Changes To Customary Patterns Of Life
From the existential point of view all changes to customary patterns of life produce painful anxiety. It doesn’t matter if those customary patterns of life are desirable or undesirable, if they create conditions for growth or conditions for stagnation, if they’re loving or abusive, positively reinforcing or negatively reinforcing.
With existential anxiety it’s all the same. The fundamental question is known versus unknown, not wanted versus unwanted. Any time we move from known circumstances into circumstances we suddenly find ourselves without a life compass to guide behavior. The paralyzing threat of nothingness arises.
This all explains why so many people stand pat in their lives when changing certain environmental conditions would vastly improve their mental health and happiness. At the unconscious level remaining with the known aversive conditions is preferable to dealing with the aversive existential anxiety cued off by as of yet unknown life circumstances, by that existential abyss that lies in between customary patterns of behavior and new patterns of behavior.
Therefore if we want to improve our lives in just about any way bringing the existential anxiety cued off by the possibility of change and naming the state is an extremely helpful first step. Otherwise many of us never move forward, without ever really knowing why. The tendency is to repress existential anxiety and then create a plausible rationalization to explain away remaining in the grip of the various patterns of life that are causing us or others suffering. But rationalizations aside the real reason we remain in unhealthy patterns of behavior is the existential anxiety, the terrifying faceless monster of unspeakable dimensions that guards the door between where we are and where we would like to go.

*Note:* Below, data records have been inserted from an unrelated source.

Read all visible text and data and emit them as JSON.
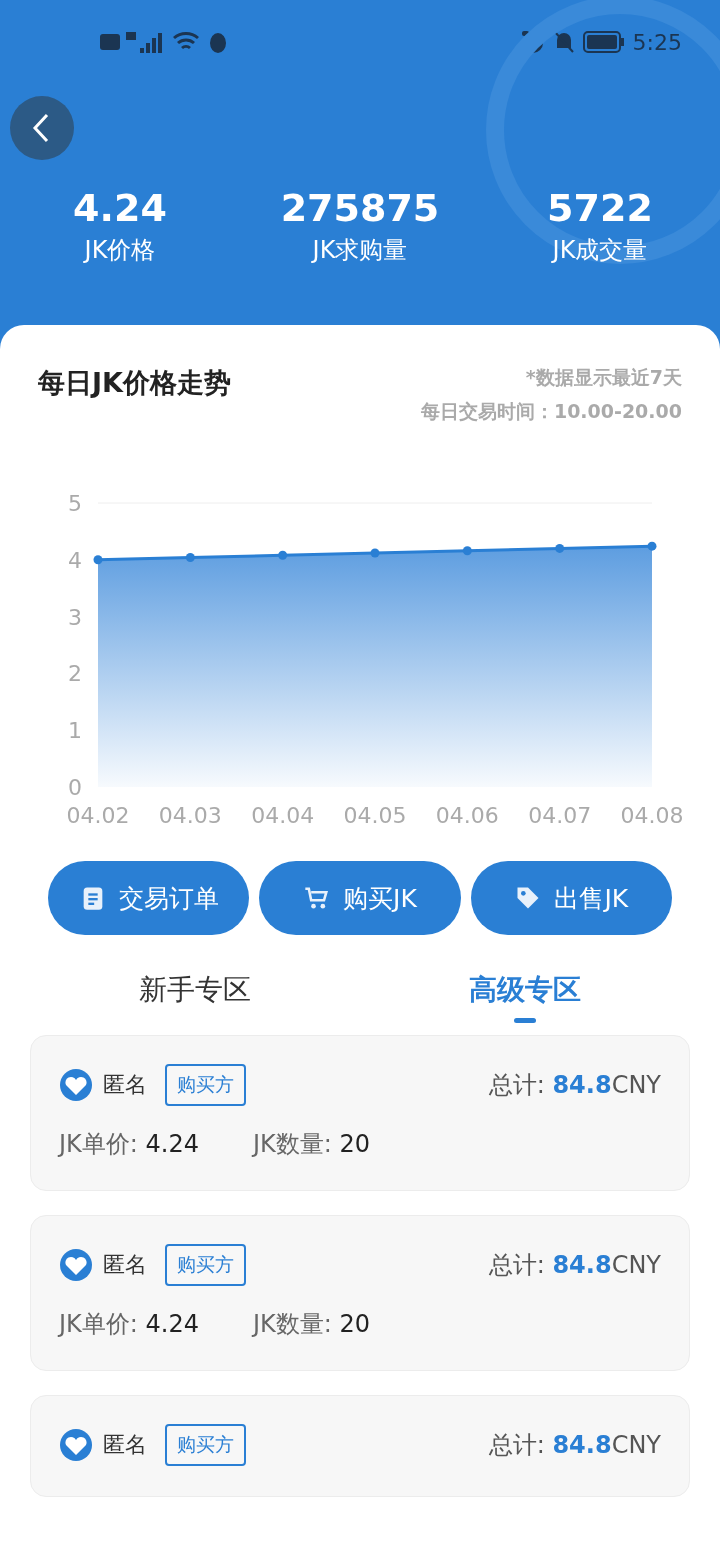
{
  "status_bar": {
    "time": "5:25"
  },
  "stats": [
    {
      "value": "4.24",
      "label": "JK价格"
    },
    {
      "value": "275875",
      "label": "JK求购量"
    },
    {
      "value": "5722",
      "label": "JK成交量"
    }
  ],
  "trend": {
    "title": "每日JK价格走势",
    "note": "*数据显示最近7天",
    "hours": "每日交易时间：10.00-20.00",
    "chart_data": {
      "type": "area",
      "categories": [
        "04.02",
        "04.03",
        "04.04",
        "04.05",
        "04.06",
        "04.07",
        "04.08"
      ],
      "series": [
        {
          "color": "#2a7fd4",
          "values": [
            4.0,
            4.04,
            4.08,
            4.12,
            4.16,
            4.2,
            4.24
          ]
        }
      ],
      "ylim": [
        0,
        5
      ],
      "yticks": [
        0,
        1,
        2,
        3,
        4,
        5
      ]
    }
  },
  "actions": [
    {
      "kind": "orders",
      "label": "交易订单"
    },
    {
      "kind": "buy",
      "label": "购买JK"
    },
    {
      "kind": "sell",
      "label": "出售JK"
    }
  ],
  "tabs": [
    {
      "label": "新手专区",
      "selected": false
    },
    {
      "label": "高级专区",
      "selected": true
    }
  ],
  "orders": [
    {
      "user": "匿名",
      "role": "购买方",
      "total_label": "总计:",
      "total": "84.8",
      "currency": "CNY",
      "price_label": "JK单价:",
      "price": "4.24",
      "qty_label": "JK数量:",
      "qty": "20"
    },
    {
      "user": "匿名",
      "role": "购买方",
      "total_label": "总计:",
      "total": "84.8",
      "currency": "CNY",
      "price_label": "JK单价:",
      "price": "4.24",
      "qty_label": "JK数量:",
      "qty": "20"
    },
    {
      "user": "匿名",
      "role": "购买方",
      "total_label": "总计:",
      "total": "84.8",
      "currency": "CNY"
    }
  ]
}
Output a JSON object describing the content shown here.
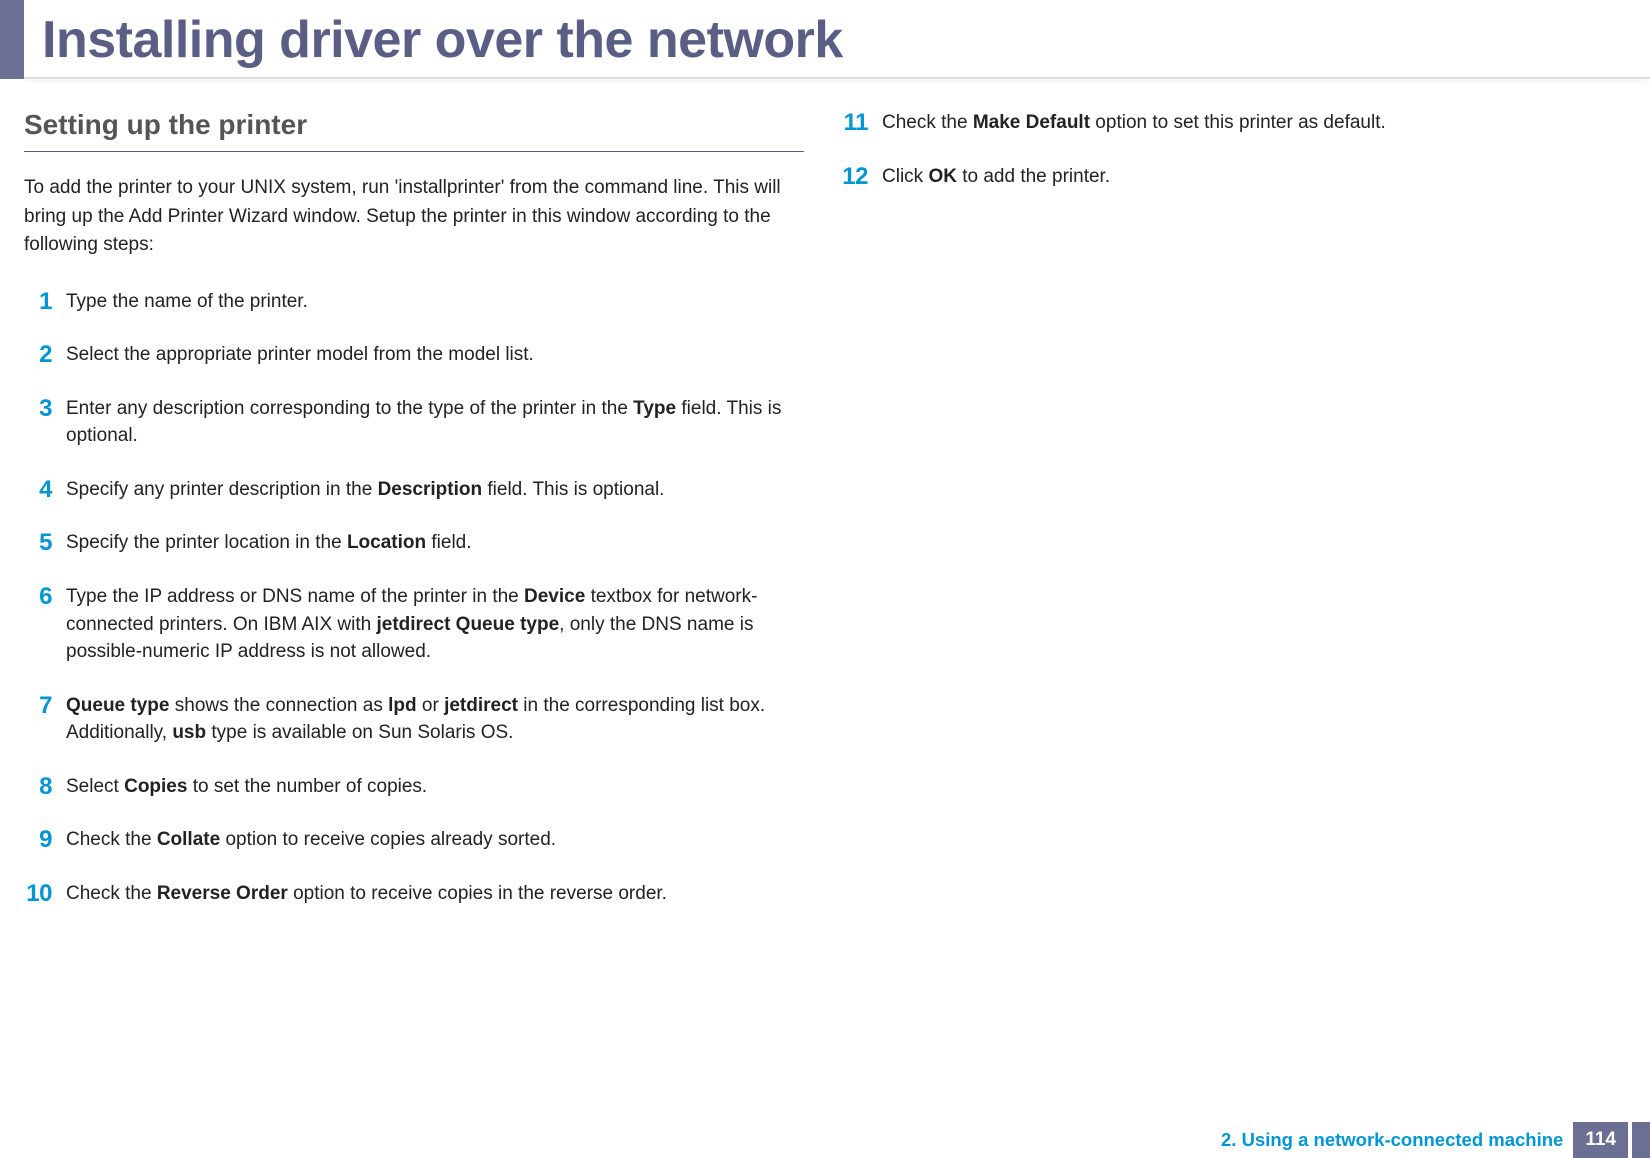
{
  "header": {
    "title": "Installing driver over the network"
  },
  "section": {
    "heading": "Setting up the printer",
    "intro": "To add the printer to your UNIX system, run 'installprinter' from the command line. This will bring up the Add Printer Wizard window. Setup the printer in this window according to the following steps:"
  },
  "steps_left": [
    {
      "num": "1",
      "html": "Type the name of the printer."
    },
    {
      "num": "2",
      "html": "Select the appropriate printer model from the model list."
    },
    {
      "num": "3",
      "html": "Enter any description corresponding to the type of the printer in the <b>Type</b> field. This is optional."
    },
    {
      "num": "4",
      "html": "Specify any printer description in the <b>Description</b> field. This is optional."
    },
    {
      "num": "5",
      "html": "Specify the printer location in the <b>Location</b> field."
    },
    {
      "num": "6",
      "html": "Type the IP address or DNS name of the printer in the <b>Device</b> textbox for network-connected printers. On IBM AIX with <b>jetdirect Queue type</b>, only the DNS name is possible-numeric IP address is not allowed."
    },
    {
      "num": "7",
      "html": "<b>Queue type</b> shows the connection as <b>lpd</b> or <b>jetdirect</b> in the corresponding list box. Additionally, <b>usb</b> type is available on Sun Solaris OS."
    },
    {
      "num": "8",
      "html": "Select <b>Copies</b> to set the number of copies."
    },
    {
      "num": "9",
      "html": "Check the <b>Collate</b> option to receive copies already sorted."
    },
    {
      "num": "10",
      "html": "Check the <b>Reverse Order</b> option to receive copies in the reverse order."
    }
  ],
  "steps_right": [
    {
      "num": "11",
      "html": "Check the <b>Make Default</b> option to set this printer as default."
    },
    {
      "num": "12",
      "html": "Click <b>OK</b> to add the printer."
    }
  ],
  "footer": {
    "chapter": "2.  Using a network-connected machine",
    "page": "114"
  }
}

Whatever we name immediately has less power over us. That’s the impetus for the development of language in the first place. The big stumbling block in the case of existential anxiety though, a stumbling block to which we’ve frequently alluded, is that existential anxiety is by its very nature ephemeral. It’s the threat of nothingness and nothingness is an unknown entity, very difficult to define.
We might not be able to perfectly define the dimensions of existential anxiety but we can certainly trace our painful feelings back to their true sources and as a result understand at the intellectual level where our resistance to change is coming from.

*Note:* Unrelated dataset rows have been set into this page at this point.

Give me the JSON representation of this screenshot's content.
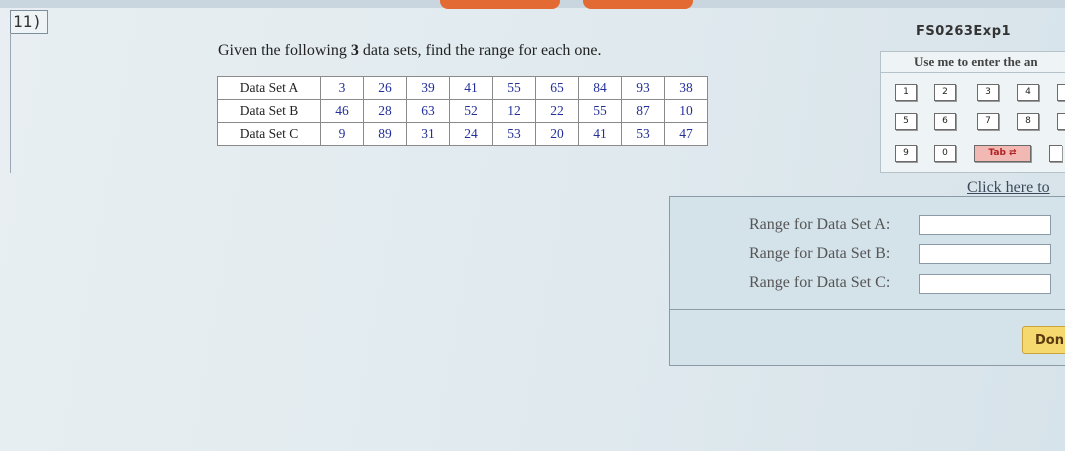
{
  "question": {
    "number": "11)",
    "prompt_before": "Given the following ",
    "prompt_bold": "3",
    "prompt_after": " data sets, find the range for each one."
  },
  "data_table": {
    "rows": [
      {
        "label": "Data Set A",
        "values": [
          "3",
          "26",
          "39",
          "41",
          "55",
          "65",
          "84",
          "93",
          "38"
        ]
      },
      {
        "label": "Data Set B",
        "values": [
          "46",
          "28",
          "63",
          "52",
          "12",
          "22",
          "55",
          "87",
          "10"
        ]
      },
      {
        "label": "Data Set C",
        "values": [
          "9",
          "89",
          "31",
          "24",
          "53",
          "20",
          "41",
          "53",
          "47"
        ]
      }
    ]
  },
  "keypad": {
    "code": "FS0263Exp1",
    "header": "Use me to enter the an",
    "keys": [
      "1",
      "2",
      "3",
      "4",
      "5",
      "6",
      "7",
      "8",
      "9",
      "0"
    ],
    "tab_label": "Tab ⇄"
  },
  "help_link": "Click here to",
  "answers": {
    "labels": [
      "Range for Data Set A:",
      "Range for Data Set B:",
      "Range for Data Set C:"
    ],
    "values": [
      "",
      "",
      ""
    ]
  },
  "done_label": "Don",
  "colors": {
    "value_text": "#23309a",
    "tab_key": "#f2b8b3",
    "done_button": "#f5d96e",
    "top_buttons": "#e46a34"
  }
}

If you were to suddenly wake up in the middle of a vast, uncharted wilderness, with intrusive heavy darkness hanging all around you, existential anxiety would skyrocket to almost unbearable levels, you’d find yourself in a state of total panic. But soon you’d realize that your sense of paralysis wasn’t helping you and that there was only one way to make those painful feelings go away. Explore your environment.

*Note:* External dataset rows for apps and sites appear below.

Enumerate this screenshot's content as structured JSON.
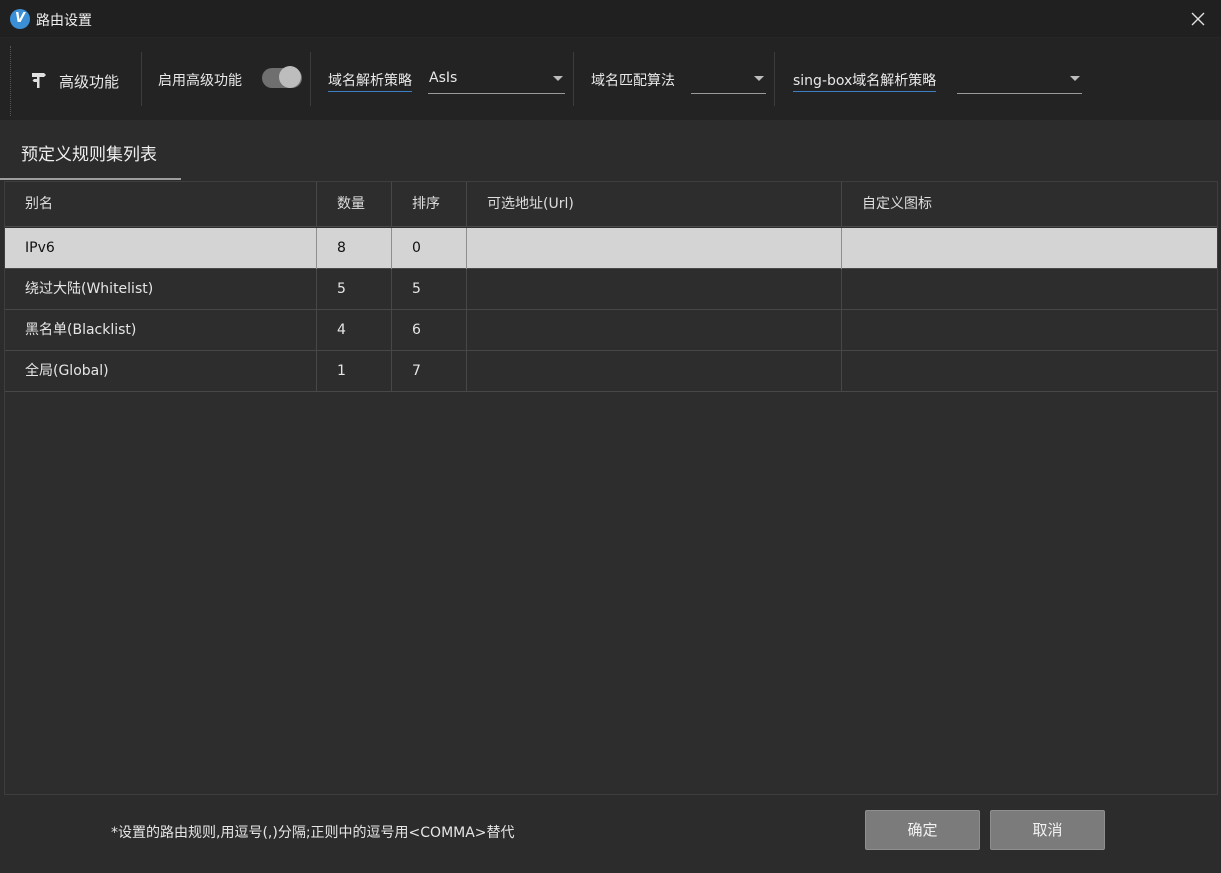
{
  "window": {
    "title": "路由设置",
    "logo_letter": "V"
  },
  "toolbar": {
    "advanced_label": "高级功能",
    "enable_advanced_label": "启用高级功能",
    "enable_advanced_on": true,
    "domain_strategy": {
      "label": "域名解析策略",
      "value": "AsIs"
    },
    "domain_matcher": {
      "label": "域名匹配算法",
      "value": ""
    },
    "singbox_strategy": {
      "label": "sing-box域名解析策略",
      "value": ""
    }
  },
  "tabs": [
    {
      "label": "预定义规则集列表",
      "selected": true
    }
  ],
  "table": {
    "columns": [
      "别名",
      "数量",
      "排序",
      "可选地址(Url)",
      "自定义图标"
    ],
    "rows": [
      {
        "alias": "IPv6",
        "count": "8",
        "order": "0",
        "url": "",
        "icon": "",
        "selected": true
      },
      {
        "alias": "绕过大陆(Whitelist)",
        "count": "5",
        "order": "5",
        "url": "",
        "icon": ""
      },
      {
        "alias": "黑名单(Blacklist)",
        "count": "4",
        "order": "6",
        "url": "",
        "icon": ""
      },
      {
        "alias": "全局(Global)",
        "count": "1",
        "order": "7",
        "url": "",
        "icon": ""
      }
    ]
  },
  "footer": {
    "note": "*设置的路由规则,用逗号(,)分隔;正则中的逗号用<COMMA>替代",
    "ok_label": "确定",
    "cancel_label": "取消"
  }
}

The vast, uncharted wilderness is the temporary space between the old known customary patterns of life and some new as of yet unknown customary patterns of life that will eventually take the place of the old. Of course none of us can perfectly predict how things will turn out, but what we can do is decide to move forward with changing our lives for the better despite the fear because the tradeoff is worth it and because it’s possible to bear the existential anxiety rather than run away from it once we honestly confront its sources.